Mr. Kupiainen’s contributions are the most distinct, having written the 6 heaviest songs (“Abandon”, “Unbreakable”, “Stand My Ground”, “Halcyon Days”, “One Must Fall”, and “Nemesis”). A lot of this material is in line with “Deep Unknown” and “Infernal Maze” but heavier, and with more shredding and awesome riffs. Throughout the album, Matias does an excellent job spicing up transitions with little bits of shredding, especially in “Stand My Ground”. I think it’s safe to say his contributions are probably the most “metal”, but other band members are slowly falling into shape. When its all said and done, “Halcyon Days” will probably be my favorite song on the record: it’s blazing fast, with great melodies and great rhythm guitars. My personal theory is that it came from the same chunk of music that became “Elysium” and “Infernal Maze”, both for its lyrical themes and its aggressiveness and melodic qualities being much in line with “Infernal Maze”. “Stand My Ground” is a ton of fun as well, with ultra heavy riffage and drumming, and a strange array of vocal effects for Timo Kotipelto.

Similar to Elysium, Lauri Porra only contributes one song to the main release on Nemesis, and as I have not been fortunate enough to hear the special editions, I can only comment on his contributions through “Fantasy”. “Fantasy” is hands down the catchiest track on the record and also the cheesiest, very fitting of Lauri’s personality, I think. I thought that Mr. Porra made some brilliant contributions to Polaris, but “Lifetime In A Moment” was a bit of a head-scratcher on Elysium, so I’m glad to see him back to form. Outside of songwriting however, Mr. Porra’s bass is mixed very favorably in the album. It reminds me a bit of Angra, and I think it’s a great production decision to bring the bass to the forefront at strategic times. Matias Kupiainen did most of the studio work himself on this album, and I don’ t know that anyone ever gave him the memo about marginalizing bassists in power metal.

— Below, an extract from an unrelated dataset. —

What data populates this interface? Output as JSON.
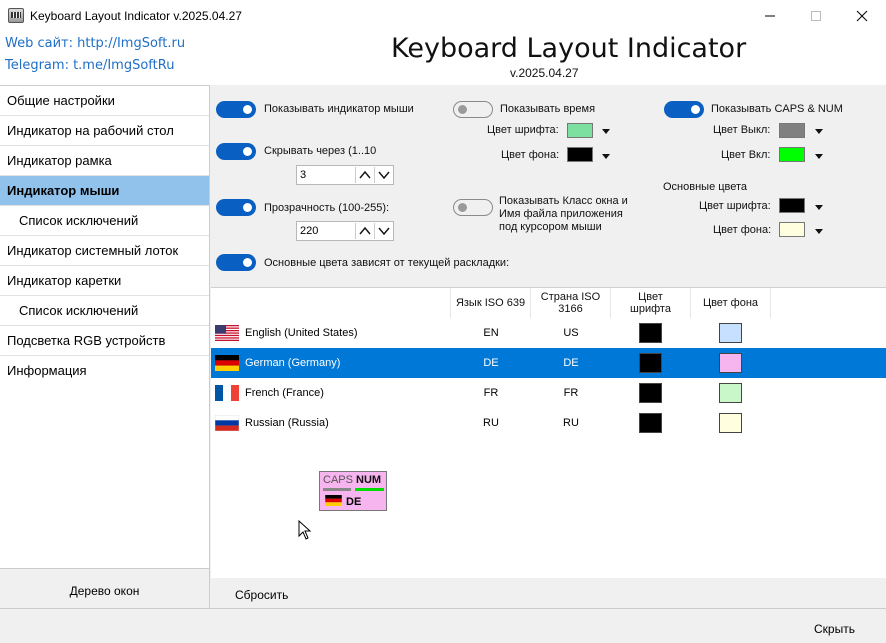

Mr. Johansson contributes 2 songs, also in line with his output on Elysium, though where I wasn’t terribly on board with “Move the Mountain” (Seriously? Another mountain ballad?), both “Castles In The Sky” and “Dragons” are excellent. An improvement over Elysium is that even with 5 different musicians contributing songwriting, the album has much more cohesion. Though I have no qualms about naming “Fantasy” the catchiest song on the record, “Dragons” is an easy second. “Castles In The Air” is accentuated by some great keyboard work, a brilliant vocal melody, and a really interesting progressive midsection with a bunch of different stuff flying around. Your mileage may vary with “Castles In The Air”, but it’s very well put together. Let me just say that this album has been the kindest to Timo Kotipelto of perhaps any Stratovarius release he has appeared on. Earlier albums certainly had memorable choruses, and when he was younger his soaring vocals were excellent, but this album has really given him the best group of vocal melodies to perform in years. In that regard this album reminds a bit of Gather the Faithful, in that by smart writing, Timo Kotipelto becomes a much better vocalist than if he were still trying to sing “Find Your Own Voice”.

There’s lots of implications I could make about how this once and for all proves that the band doesn’t need Timo Tolkki, but I’d rather not spit on the man’s legacy, especially with him being well behaved lately. The greater point here is that Stratovarius continues to be a fine assembly of musicians, and in a time when many of the great bands are either faltering, dead, or have wandered into repetition or out of the genre entirely, Stratovarius stands tall, reinventing themselves but holding onto their core values of melody and metal. There’s plenty of great new bands on the horizon, but there’s more life in Stratovarius than I think anyone, myself included, could have expected.

Dagg’s Rating: 4.75/5

Previous album:

  • Stratovarius – Elysium